Give back an exact copy of the entries beneath, minus the pictures.

[Stored items from a collection]
----------

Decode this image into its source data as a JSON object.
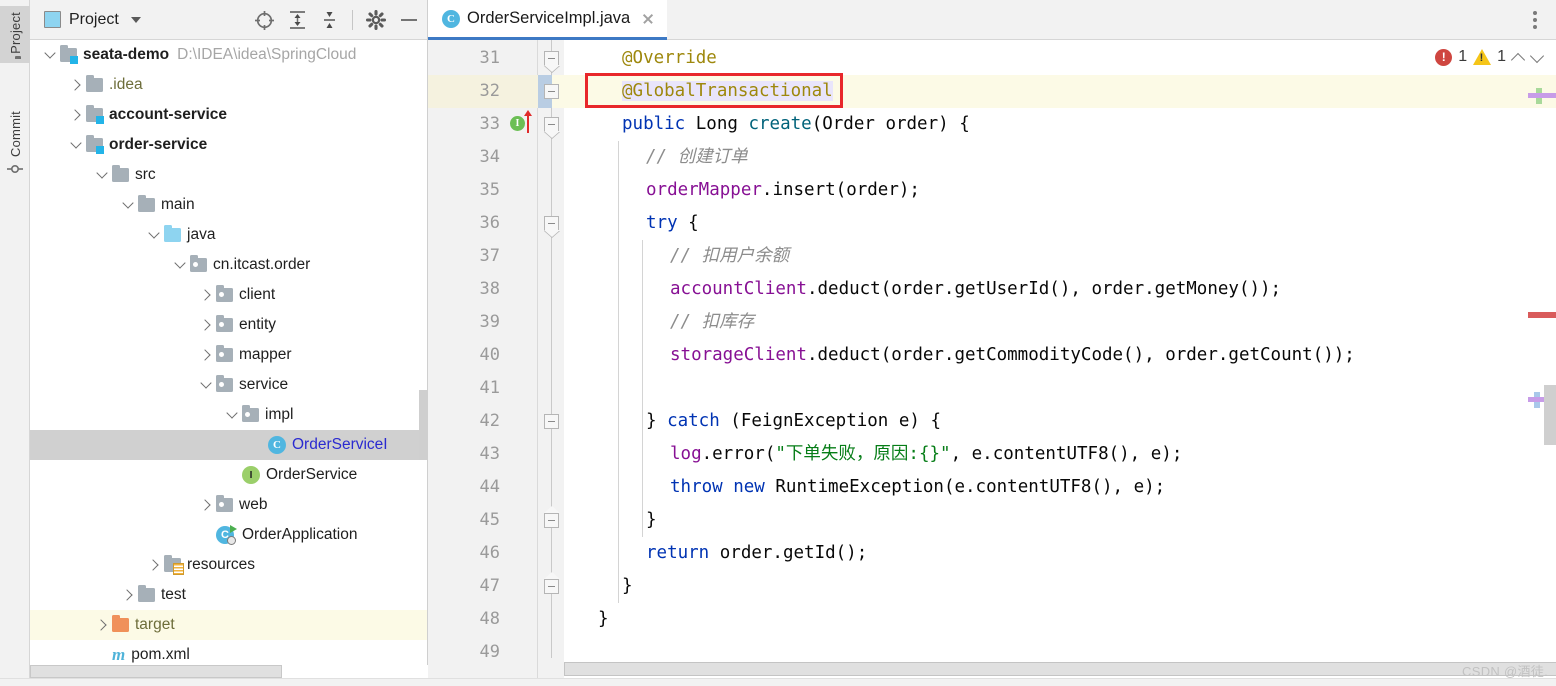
{
  "toolstrip": {
    "items": [
      {
        "label": "Project",
        "icon": "folder-icon",
        "active": true
      },
      {
        "label": "Commit",
        "icon": "commit-icon",
        "active": false
      }
    ]
  },
  "project_panel": {
    "title": "Project",
    "dropdown_icon": "chevron-down-icon",
    "tools": [
      {
        "name": "locate-icon"
      },
      {
        "name": "expand-all-icon"
      },
      {
        "name": "collapse-all-icon"
      },
      {
        "name": "gear-icon"
      },
      {
        "name": "minimize-icon"
      }
    ],
    "tree": [
      {
        "indent": 0,
        "chevron": "down",
        "icon": "module-folder-icon",
        "label": "seata-demo",
        "bold": true,
        "path": "D:\\IDEA\\idea\\SpringCloud"
      },
      {
        "indent": 1,
        "chevron": "right",
        "icon": "folder-icon",
        "label": ".idea",
        "style": "olive"
      },
      {
        "indent": 1,
        "chevron": "right",
        "icon": "module-folder-icon",
        "label": "account-service",
        "bold": true
      },
      {
        "indent": 1,
        "chevron": "down",
        "icon": "module-folder-icon",
        "label": "order-service",
        "bold": true
      },
      {
        "indent": 2,
        "chevron": "down",
        "icon": "folder-icon",
        "label": "src"
      },
      {
        "indent": 3,
        "chevron": "down",
        "icon": "folder-icon",
        "label": "main"
      },
      {
        "indent": 4,
        "chevron": "down",
        "icon": "source-folder-icon",
        "label": "java"
      },
      {
        "indent": 5,
        "chevron": "down",
        "icon": "package-icon",
        "label": "cn.itcast.order"
      },
      {
        "indent": 6,
        "chevron": "right",
        "icon": "package-icon",
        "label": "client"
      },
      {
        "indent": 6,
        "chevron": "right",
        "icon": "package-icon",
        "label": "entity"
      },
      {
        "indent": 6,
        "chevron": "right",
        "icon": "package-icon",
        "label": "mapper"
      },
      {
        "indent": 6,
        "chevron": "down",
        "icon": "package-icon",
        "label": "service"
      },
      {
        "indent": 7,
        "chevron": "down",
        "icon": "package-icon",
        "label": "impl"
      },
      {
        "indent": 8,
        "chevron": "none",
        "icon": "java-class-icon",
        "label": "OrderServiceI",
        "selected": true,
        "style": "blue"
      },
      {
        "indent": 7,
        "chevron": "none",
        "icon": "java-interface-icon",
        "label": "OrderService"
      },
      {
        "indent": 6,
        "chevron": "right",
        "icon": "package-icon",
        "label": "web"
      },
      {
        "indent": 6,
        "chevron": "none",
        "icon": "runnable-class-icon",
        "label": "OrderApplication"
      },
      {
        "indent": 4,
        "chevron": "right",
        "icon": "resources-folder-icon",
        "label": "resources"
      },
      {
        "indent": 3,
        "chevron": "right",
        "icon": "folder-icon",
        "label": "test"
      },
      {
        "indent": 2,
        "chevron": "right",
        "icon": "excluded-folder-icon",
        "label": "target",
        "style": "target",
        "highlight": "yellow"
      },
      {
        "indent": 2,
        "chevron": "none",
        "icon": "maven-icon",
        "label": "pom.xml"
      }
    ]
  },
  "editor": {
    "tab": {
      "label": "OrderServiceImpl.java",
      "icon": "java-class-icon",
      "close_icon": "close-icon"
    },
    "kebab_icon": "more-options-icon",
    "inspections": {
      "error_icon": "error-icon",
      "error_count": "1",
      "warning_icon": "warning-icon",
      "warning_count": "1",
      "prev_icon": "chevron-up-icon",
      "next_icon": "chevron-down-icon"
    },
    "highlight_box_line": "32",
    "lines": [
      {
        "n": "31",
        "indent": 2,
        "fold": "start",
        "tokens": [
          {
            "t": "@Override",
            "c": "ann"
          }
        ]
      },
      {
        "n": "32",
        "indent": 2,
        "fold": "mid",
        "current": true,
        "tokens": [
          {
            "t": "@GlobalTransactional",
            "c": "ann"
          }
        ]
      },
      {
        "n": "33",
        "indent": 2,
        "fold": "start",
        "marker": "implements-override",
        "tokens": [
          {
            "t": "public",
            "c": "kw"
          },
          {
            "t": " "
          },
          {
            "t": "Long",
            "c": "plain"
          },
          {
            "t": " "
          },
          {
            "t": "create",
            "c": "mth"
          },
          {
            "t": "(Order order) {",
            "c": "plain"
          }
        ]
      },
      {
        "n": "34",
        "indent": 3,
        "tokens": [
          {
            "t": "// 创建订单",
            "c": "cmt"
          }
        ]
      },
      {
        "n": "35",
        "indent": 3,
        "tokens": [
          {
            "t": "orderMapper",
            "c": "fld"
          },
          {
            "t": ".insert(order);",
            "c": "plain"
          }
        ]
      },
      {
        "n": "36",
        "indent": 3,
        "fold": "start",
        "tokens": [
          {
            "t": "try",
            "c": "kw"
          },
          {
            "t": " {",
            "c": "plain"
          }
        ]
      },
      {
        "n": "37",
        "indent": 4,
        "tokens": [
          {
            "t": "// 扣用户余额",
            "c": "cmt"
          }
        ]
      },
      {
        "n": "38",
        "indent": 4,
        "tokens": [
          {
            "t": "accountClient",
            "c": "fld"
          },
          {
            "t": ".deduct(order.getUserId(), order.getMoney());",
            "c": "plain"
          }
        ]
      },
      {
        "n": "39",
        "indent": 4,
        "tokens": [
          {
            "t": "// 扣库存",
            "c": "cmt"
          }
        ]
      },
      {
        "n": "40",
        "indent": 4,
        "tokens": [
          {
            "t": "storageClient",
            "c": "fld"
          },
          {
            "t": ".deduct(order.getCommodityCode(), order.getCount());",
            "c": "plain"
          }
        ]
      },
      {
        "n": "41",
        "indent": 4,
        "tokens": []
      },
      {
        "n": "42",
        "indent": 3,
        "fold": "mid",
        "tokens": [
          {
            "t": "} ",
            "c": "plain"
          },
          {
            "t": "catch",
            "c": "kw"
          },
          {
            "t": " (FeignException e) {",
            "c": "plain"
          }
        ]
      },
      {
        "n": "43",
        "indent": 4,
        "tokens": [
          {
            "t": "log",
            "c": "fld"
          },
          {
            "t": ".error(",
            "c": "plain"
          },
          {
            "t": "\"下单失败，原因:{}\"",
            "c": "str"
          },
          {
            "t": ", e.contentUTF8(), e);",
            "c": "plain"
          }
        ]
      },
      {
        "n": "44",
        "indent": 4,
        "tokens": [
          {
            "t": "throw",
            "c": "kw"
          },
          {
            "t": " "
          },
          {
            "t": "new",
            "c": "kw"
          },
          {
            "t": " RuntimeException(e.contentUTF8(), e);",
            "c": "plain"
          }
        ]
      },
      {
        "n": "45",
        "indent": 3,
        "fold": "end",
        "tokens": [
          {
            "t": "}",
            "c": "plain"
          }
        ]
      },
      {
        "n": "46",
        "indent": 3,
        "tokens": [
          {
            "t": "return",
            "c": "kw"
          },
          {
            "t": " order.getId();",
            "c": "plain"
          }
        ]
      },
      {
        "n": "47",
        "indent": 2,
        "fold": "end",
        "tokens": [
          {
            "t": "}",
            "c": "plain"
          }
        ]
      },
      {
        "n": "48",
        "indent": 1,
        "tokens": [
          {
            "t": "}",
            "c": "plain"
          }
        ]
      },
      {
        "n": "49",
        "indent": 0,
        "tokens": []
      }
    ]
  },
  "watermark": "CSDN @酒徒.",
  "colors": {
    "accent": "#3d79c4",
    "annotation": "#9e880d",
    "keyword": "#0033b3",
    "string": "#067d17",
    "comment": "#8c8c8c",
    "field": "#871094",
    "method": "#00627a",
    "error": "#cf4640",
    "warning": "#f5c518",
    "highlight_box": "#e8272b",
    "current_line": "#fcfae6"
  }
}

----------

Exercise response:
Decode this image into its source data as a JSON object.
{
  "toolstrip": {
    "items": [
      {
        "label": "Project",
        "icon": "folder-icon",
        "active": true
      },
      {
        "label": "Commit",
        "icon": "commit-icon",
        "active": false
      }
    ]
  },
  "project_panel": {
    "title": "Project",
    "dropdown_icon": "chevron-down-icon",
    "tools": [
      {
        "name": "locate-icon"
      },
      {
        "name": "expand-all-icon"
      },
      {
        "name": "collapse-all-icon"
      },
      {
        "name": "gear-icon"
      },
      {
        "name": "minimize-icon"
      }
    ],
    "tree": [
      {
        "indent": 0,
        "chevron": "down",
        "icon": "module-folder-icon",
        "label": "seata-demo",
        "bold": true,
        "path": "D:\\IDEA\\idea\\SpringCloud"
      },
      {
        "indent": 1,
        "chevron": "right",
        "icon": "folder-icon",
        "label": ".idea",
        "style": "olive"
      },
      {
        "indent": 1,
        "chevron": "right",
        "icon": "module-folder-icon",
        "label": "account-service",
        "bold": true
      },
      {
        "indent": 1,
        "chevron": "down",
        "icon": "module-folder-icon",
        "label": "order-service",
        "bold": true
      },
      {
        "indent": 2,
        "chevron": "down",
        "icon": "folder-icon",
        "label": "src"
      },
      {
        "indent": 3,
        "chevron": "down",
        "icon": "folder-icon",
        "label": "main"
      },
      {
        "indent": 4,
        "chevron": "down",
        "icon": "source-folder-icon",
        "label": "java"
      },
      {
        "indent": 5,
        "chevron": "down",
        "icon": "package-icon",
        "label": "cn.itcast.order"
      },
      {
        "indent": 6,
        "chevron": "right",
        "icon": "package-icon",
        "label": "client"
      },
      {
        "indent": 6,
        "chevron": "right",
        "icon": "package-icon",
        "label": "entity"
      },
      {
        "indent": 6,
        "chevron": "right",
        "icon": "package-icon",
        "label": "mapper"
      },
      {
        "indent": 6,
        "chevron": "down",
        "icon": "package-icon",
        "label": "service"
      },
      {
        "indent": 7,
        "chevron": "down",
        "icon": "package-icon",
        "label": "impl"
      },
      {
        "indent": 8,
        "chevron": "none",
        "icon": "java-class-icon",
        "label": "OrderServiceI",
        "selected": true,
        "style": "blue"
      },
      {
        "indent": 7,
        "chevron": "none",
        "icon": "java-interface-icon",
        "label": "OrderService"
      },
      {
        "indent": 6,
        "chevron": "right",
        "icon": "package-icon",
        "label": "web"
      },
      {
        "indent": 6,
        "chevron": "none",
        "icon": "runnable-class-icon",
        "label": "OrderApplication"
      },
      {
        "indent": 4,
        "chevron": "right",
        "icon": "resources-folder-icon",
        "label": "resources"
      },
      {
        "indent": 3,
        "chevron": "right",
        "icon": "folder-icon",
        "label": "test"
      },
      {
        "indent": 2,
        "chevron": "right",
        "icon": "excluded-folder-icon",
        "label": "target",
        "style": "target",
        "highlight": "yellow"
      },
      {
        "indent": 2,
        "chevron": "none",
        "icon": "maven-icon",
        "label": "pom.xml"
      }
    ]
  },
  "editor": {
    "tab": {
      "label": "OrderServiceImpl.java",
      "icon": "java-class-icon",
      "close_icon": "close-icon"
    },
    "kebab_icon": "more-options-icon",
    "inspections": {
      "error_icon": "error-icon",
      "error_count": "1",
      "warning_icon": "warning-icon",
      "warning_count": "1",
      "prev_icon": "chevron-up-icon",
      "next_icon": "chevron-down-icon"
    },
    "highlight_box_line": "32",
    "lines": [
      {
        "n": "31",
        "indent": 2,
        "fold": "start",
        "tokens": [
          {
            "t": "@Override",
            "c": "ann"
          }
        ]
      },
      {
        "n": "32",
        "indent": 2,
        "fold": "mid",
        "current": true,
        "tokens": [
          {
            "t": "@GlobalTransactional",
            "c": "ann"
          }
        ]
      },
      {
        "n": "33",
        "indent": 2,
        "fold": "start",
        "marker": "implements-override",
        "tokens": [
          {
            "t": "public",
            "c": "kw"
          },
          {
            "t": " "
          },
          {
            "t": "Long",
            "c": "plain"
          },
          {
            "t": " "
          },
          {
            "t": "create",
            "c": "mth"
          },
          {
            "t": "(Order order) {",
            "c": "plain"
          }
        ]
      },
      {
        "n": "34",
        "indent": 3,
        "tokens": [
          {
            "t": "// 创建订单",
            "c": "cmt"
          }
        ]
      },
      {
        "n": "35",
        "indent": 3,
        "tokens": [
          {
            "t": "orderMapper",
            "c": "fld"
          },
          {
            "t": ".insert(order);",
            "c": "plain"
          }
        ]
      },
      {
        "n": "36",
        "indent": 3,
        "fold": "start",
        "tokens": [
          {
            "t": "try",
            "c": "kw"
          },
          {
            "t": " {",
            "c": "plain"
          }
        ]
      },
      {
        "n": "37",
        "indent": 4,
        "tokens": [
          {
            "t": "// 扣用户余额",
            "c": "cmt"
          }
        ]
      },
      {
        "n": "38",
        "indent": 4,
        "tokens": [
          {
            "t": "accountClient",
            "c": "fld"
          },
          {
            "t": ".deduct(order.getUserId(), order.getMoney());",
            "c": "plain"
          }
        ]
      },
      {
        "n": "39",
        "indent": 4,
        "tokens": [
          {
            "t": "// 扣库存",
            "c": "cmt"
          }
        ]
      },
      {
        "n": "40",
        "indent": 4,
        "tokens": [
          {
            "t": "storageClient",
            "c": "fld"
          },
          {
            "t": ".deduct(order.getCommodityCode(), order.getCount());",
            "c": "plain"
          }
        ]
      },
      {
        "n": "41",
        "indent": 4,
        "tokens": []
      },
      {
        "n": "42",
        "indent": 3,
        "fold": "mid",
        "tokens": [
          {
            "t": "} ",
            "c": "plain"
          },
          {
            "t": "catch",
            "c": "kw"
          },
          {
            "t": " (FeignException e) {",
            "c": "plain"
          }
        ]
      },
      {
        "n": "43",
        "indent": 4,
        "tokens": [
          {
            "t": "log",
            "c": "fld"
          },
          {
            "t": ".error(",
            "c": "plain"
          },
          {
            "t": "\"下单失败，原因:{}\"",
            "c": "str"
          },
          {
            "t": ", e.contentUTF8(), e);",
            "c": "plain"
          }
        ]
      },
      {
        "n": "44",
        "indent": 4,
        "tokens": [
          {
            "t": "throw",
            "c": "kw"
          },
          {
            "t": " "
          },
          {
            "t": "new",
            "c": "kw"
          },
          {
            "t": " RuntimeException(e.contentUTF8(), e);",
            "c": "plain"
          }
        ]
      },
      {
        "n": "45",
        "indent": 3,
        "fold": "end",
        "tokens": [
          {
            "t": "}",
            "c": "plain"
          }
        ]
      },
      {
        "n": "46",
        "indent": 3,
        "tokens": [
          {
            "t": "return",
            "c": "kw"
          },
          {
            "t": " order.getId();",
            "c": "plain"
          }
        ]
      },
      {
        "n": "47",
        "indent": 2,
        "fold": "end",
        "tokens": [
          {
            "t": "}",
            "c": "plain"
          }
        ]
      },
      {
        "n": "48",
        "indent": 1,
        "tokens": [
          {
            "t": "}",
            "c": "plain"
          }
        ]
      },
      {
        "n": "49",
        "indent": 0,
        "tokens": []
      }
    ]
  },
  "watermark": "CSDN @酒徒.",
  "colors": {
    "accent": "#3d79c4",
    "annotation": "#9e880d",
    "keyword": "#0033b3",
    "string": "#067d17",
    "comment": "#8c8c8c",
    "field": "#871094",
    "method": "#00627a",
    "error": "#cf4640",
    "warning": "#f5c518",
    "highlight_box": "#e8272b",
    "current_line": "#fcfae6"
  }
}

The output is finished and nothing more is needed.